Over the weekend, the New York Times had a fascinating article about a statue in Namibia commemorating (yes, commemorating) Germany’s colonial genocide against the Herero and Nama over a century ago. Now, as some Namibians demand the statue’s removal, controversy has flared:
The push for the removal comes as the governments of Germany and Namibia are engaging in negotiations to close one of the grimmest chapters in Africa’s colonial history, the genocide of tens of thousands of Herero and Nama between 1904 and 1908. After decades of denial, German officials say they are ready to acknowledge the genocide formally, issue an apology and offer compensation.
German reticence is not the only reason the reckoning has taken so long. Namibia’s complicated internal dynamics have contributed as well. The Herero and Nama are minorities in a nation led since independence by the liberation party, the South West Africa People’s Organization, or Swapo, which is dominated by the Ovambo ethnic group. If Swapo has historically shown little interest in highlighting the colonial-era genocide, Namibia’s tiny but economically powerful German-speaking minority has shown strong resistance.
A desert city facing the Atlantic, Swakopmund is the center of Namibia’s German-speaking minority.
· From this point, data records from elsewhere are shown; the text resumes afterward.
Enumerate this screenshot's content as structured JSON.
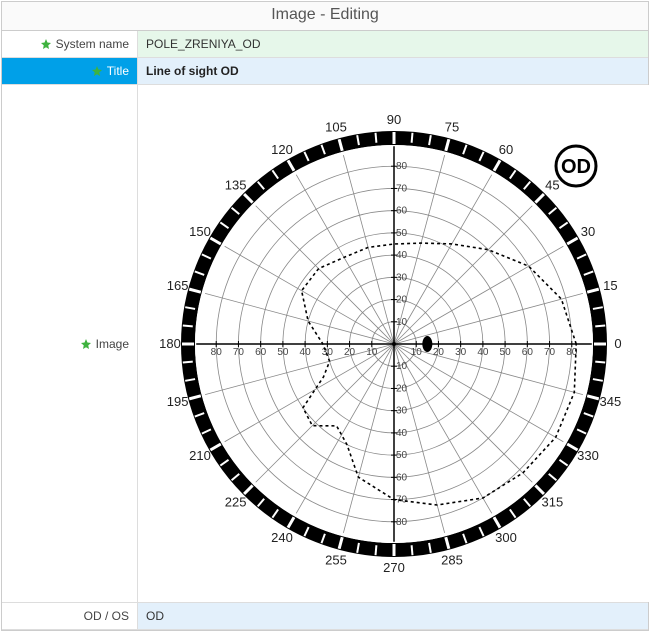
{
  "header": {
    "title": "Image - Editing"
  },
  "fields": {
    "system_name_label": "System name",
    "system_name_value": "POLE_ZRENIYA_OD",
    "title_label": "Title",
    "title_value": "Line of sight OD",
    "image_label": "Image",
    "odos_label": "OD / OS",
    "odos_value": "OD"
  },
  "chart_data": {
    "type": "polar",
    "badge": "OD",
    "rings": [
      10,
      20,
      30,
      40,
      50,
      60,
      70,
      80
    ],
    "outer_radius": 90,
    "angle_labels": [
      0,
      15,
      30,
      45,
      60,
      75,
      90,
      105,
      120,
      135,
      150,
      165,
      180,
      195,
      210,
      225,
      240,
      255,
      270,
      285,
      300,
      315,
      330,
      345
    ],
    "axis_tick_labels_h": [
      -80,
      -70,
      -60,
      -50,
      -40,
      -30,
      -20,
      -10,
      10,
      20,
      30,
      40,
      50,
      60,
      70,
      80
    ],
    "axis_tick_labels_v": [
      -80,
      -70,
      -60,
      -50,
      -40,
      -30,
      -20,
      -10,
      10,
      20,
      30,
      40,
      50,
      60,
      70,
      80
    ],
    "blind_spot": {
      "angle_deg": 0,
      "radius_val": 15,
      "rx": 5,
      "ry": 8
    },
    "isopter": [
      {
        "a": 0,
        "r": 82
      },
      {
        "a": 15,
        "r": 78
      },
      {
        "a": 30,
        "r": 70
      },
      {
        "a": 45,
        "r": 60
      },
      {
        "a": 60,
        "r": 52
      },
      {
        "a": 75,
        "r": 47
      },
      {
        "a": 90,
        "r": 45
      },
      {
        "a": 105,
        "r": 45
      },
      {
        "a": 120,
        "r": 45
      },
      {
        "a": 135,
        "r": 48
      },
      {
        "a": 150,
        "r": 48
      },
      {
        "a": 165,
        "r": 40
      },
      {
        "a": 180,
        "r": 32
      },
      {
        "a": 195,
        "r": 30
      },
      {
        "a": 205,
        "r": 35
      },
      {
        "a": 215,
        "r": 50
      },
      {
        "a": 225,
        "r": 52
      },
      {
        "a": 235,
        "r": 45
      },
      {
        "a": 245,
        "r": 50
      },
      {
        "a": 255,
        "r": 62
      },
      {
        "a": 270,
        "r": 70
      },
      {
        "a": 285,
        "r": 75
      },
      {
        "a": 300,
        "r": 80
      },
      {
        "a": 315,
        "r": 82
      },
      {
        "a": 330,
        "r": 84
      },
      {
        "a": 345,
        "r": 84
      }
    ]
  }
}
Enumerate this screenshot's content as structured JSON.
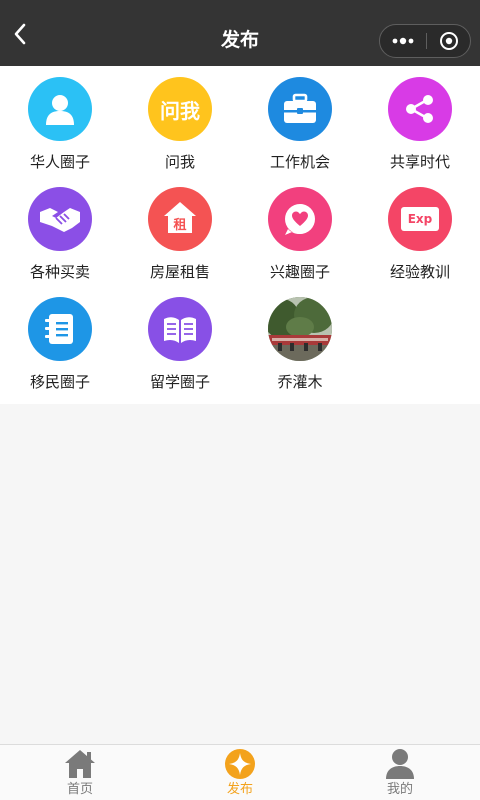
{
  "header": {
    "title": "发布"
  },
  "grid": {
    "items": [
      {
        "label": "华人圈子",
        "icon": "person-icon",
        "color": "#2bc1f5"
      },
      {
        "label": "问我",
        "icon": "ask-me-icon",
        "icon_text": "问我",
        "color": "#ffc41d"
      },
      {
        "label": "工作机会",
        "icon": "briefcase-icon",
        "color": "#1e8ae0"
      },
      {
        "label": "共享时代",
        "icon": "share-icon",
        "color": "#d83be6"
      },
      {
        "label": "各种买卖",
        "icon": "handshake-icon",
        "color": "#8b4fe6"
      },
      {
        "label": "房屋租售",
        "icon": "house-rent-icon",
        "icon_text": "租",
        "color": "#f45353"
      },
      {
        "label": "兴趣圈子",
        "icon": "heart-bubble-icon",
        "color": "#f2407e"
      },
      {
        "label": "经验教训",
        "icon": "exp-icon",
        "icon_text": "Exp",
        "color": "#f44566"
      },
      {
        "label": "移民圈子",
        "icon": "notebook-icon",
        "color": "#1e96e6"
      },
      {
        "label": "留学圈子",
        "icon": "open-book-icon",
        "color": "#8850e6"
      },
      {
        "label": "乔灌木",
        "icon": "avatar-photo",
        "color": "#4d6a3a"
      }
    ]
  },
  "tabbar": {
    "tabs": [
      {
        "label": "首页",
        "icon": "home-icon"
      },
      {
        "label": "发布",
        "icon": "publish-icon"
      },
      {
        "label": "我的",
        "icon": "profile-icon"
      }
    ],
    "active_color": "#f3a21c",
    "inactive_color": "#7a7a7a"
  }
}
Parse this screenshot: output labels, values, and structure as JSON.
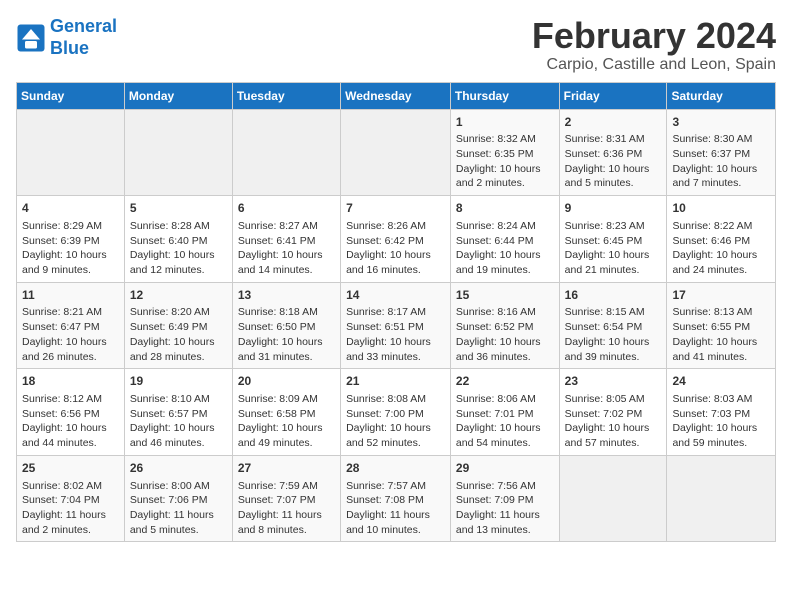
{
  "logo": {
    "line1": "General",
    "line2": "Blue"
  },
  "title": "February 2024",
  "location": "Carpio, Castille and Leon, Spain",
  "days_of_week": [
    "Sunday",
    "Monday",
    "Tuesday",
    "Wednesday",
    "Thursday",
    "Friday",
    "Saturday"
  ],
  "weeks": [
    [
      {
        "day": "",
        "content": ""
      },
      {
        "day": "",
        "content": ""
      },
      {
        "day": "",
        "content": ""
      },
      {
        "day": "",
        "content": ""
      },
      {
        "day": "1",
        "content": "Sunrise: 8:32 AM\nSunset: 6:35 PM\nDaylight: 10 hours\nand 2 minutes."
      },
      {
        "day": "2",
        "content": "Sunrise: 8:31 AM\nSunset: 6:36 PM\nDaylight: 10 hours\nand 5 minutes."
      },
      {
        "day": "3",
        "content": "Sunrise: 8:30 AM\nSunset: 6:37 PM\nDaylight: 10 hours\nand 7 minutes."
      }
    ],
    [
      {
        "day": "4",
        "content": "Sunrise: 8:29 AM\nSunset: 6:39 PM\nDaylight: 10 hours\nand 9 minutes."
      },
      {
        "day": "5",
        "content": "Sunrise: 8:28 AM\nSunset: 6:40 PM\nDaylight: 10 hours\nand 12 minutes."
      },
      {
        "day": "6",
        "content": "Sunrise: 8:27 AM\nSunset: 6:41 PM\nDaylight: 10 hours\nand 14 minutes."
      },
      {
        "day": "7",
        "content": "Sunrise: 8:26 AM\nSunset: 6:42 PM\nDaylight: 10 hours\nand 16 minutes."
      },
      {
        "day": "8",
        "content": "Sunrise: 8:24 AM\nSunset: 6:44 PM\nDaylight: 10 hours\nand 19 minutes."
      },
      {
        "day": "9",
        "content": "Sunrise: 8:23 AM\nSunset: 6:45 PM\nDaylight: 10 hours\nand 21 minutes."
      },
      {
        "day": "10",
        "content": "Sunrise: 8:22 AM\nSunset: 6:46 PM\nDaylight: 10 hours\nand 24 minutes."
      }
    ],
    [
      {
        "day": "11",
        "content": "Sunrise: 8:21 AM\nSunset: 6:47 PM\nDaylight: 10 hours\nand 26 minutes."
      },
      {
        "day": "12",
        "content": "Sunrise: 8:20 AM\nSunset: 6:49 PM\nDaylight: 10 hours\nand 28 minutes."
      },
      {
        "day": "13",
        "content": "Sunrise: 8:18 AM\nSunset: 6:50 PM\nDaylight: 10 hours\nand 31 minutes."
      },
      {
        "day": "14",
        "content": "Sunrise: 8:17 AM\nSunset: 6:51 PM\nDaylight: 10 hours\nand 33 minutes."
      },
      {
        "day": "15",
        "content": "Sunrise: 8:16 AM\nSunset: 6:52 PM\nDaylight: 10 hours\nand 36 minutes."
      },
      {
        "day": "16",
        "content": "Sunrise: 8:15 AM\nSunset: 6:54 PM\nDaylight: 10 hours\nand 39 minutes."
      },
      {
        "day": "17",
        "content": "Sunrise: 8:13 AM\nSunset: 6:55 PM\nDaylight: 10 hours\nand 41 minutes."
      }
    ],
    [
      {
        "day": "18",
        "content": "Sunrise: 8:12 AM\nSunset: 6:56 PM\nDaylight: 10 hours\nand 44 minutes."
      },
      {
        "day": "19",
        "content": "Sunrise: 8:10 AM\nSunset: 6:57 PM\nDaylight: 10 hours\nand 46 minutes."
      },
      {
        "day": "20",
        "content": "Sunrise: 8:09 AM\nSunset: 6:58 PM\nDaylight: 10 hours\nand 49 minutes."
      },
      {
        "day": "21",
        "content": "Sunrise: 8:08 AM\nSunset: 7:00 PM\nDaylight: 10 hours\nand 52 minutes."
      },
      {
        "day": "22",
        "content": "Sunrise: 8:06 AM\nSunset: 7:01 PM\nDaylight: 10 hours\nand 54 minutes."
      },
      {
        "day": "23",
        "content": "Sunrise: 8:05 AM\nSunset: 7:02 PM\nDaylight: 10 hours\nand 57 minutes."
      },
      {
        "day": "24",
        "content": "Sunrise: 8:03 AM\nSunset: 7:03 PM\nDaylight: 10 hours\nand 59 minutes."
      }
    ],
    [
      {
        "day": "25",
        "content": "Sunrise: 8:02 AM\nSunset: 7:04 PM\nDaylight: 11 hours\nand 2 minutes."
      },
      {
        "day": "26",
        "content": "Sunrise: 8:00 AM\nSunset: 7:06 PM\nDaylight: 11 hours\nand 5 minutes."
      },
      {
        "day": "27",
        "content": "Sunrise: 7:59 AM\nSunset: 7:07 PM\nDaylight: 11 hours\nand 8 minutes."
      },
      {
        "day": "28",
        "content": "Sunrise: 7:57 AM\nSunset: 7:08 PM\nDaylight: 11 hours\nand 10 minutes."
      },
      {
        "day": "29",
        "content": "Sunrise: 7:56 AM\nSunset: 7:09 PM\nDaylight: 11 hours\nand 13 minutes."
      },
      {
        "day": "",
        "content": ""
      },
      {
        "day": "",
        "content": ""
      }
    ]
  ]
}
It has what is perhaps the best collection of well-preserved colonial buildings in Africa, as well as a Bismarck Street and other thoroughfares named after German figures. Menus in hotels and restaurants are in German, catering to Namibia’s German minority as well as to German tourists.
The whole article is worth reading. Remembering the past—however we remember it—is a political act with contemporary significance. Historical narratives cannot be separated from the workings of power in the present. For some of Namibia’s German minority, an attack on the monument is an attack on their identity. If there is no place for the monument in modern Namibia, is there a place for them?
This brings to mind recent battles in the United States over Confederate monuments and the Confederate flag. One common argument in support of the monuments is that we must not “erase history.” This sounds reasonable on the surface but actually evades the real issue. Usually, the most ardent defenders of Confederate monuments are also the most committed to false historical narratives. Their myths and their identities have been shaped by these monuments. If they are taken down, more accurate historical narratives threaten to gain influence.
In Namibia, the German defenders of the monument are also the deniers of the genocide. They are trying to preserve an artifact of history precisely so that they might erase history. Provincial preservationism often works at cross-purposes with efforts to responsibly remember the past. Placing the monument in a museum would better serve both the narrow preservationist aim and the broader goal of historical accuracy.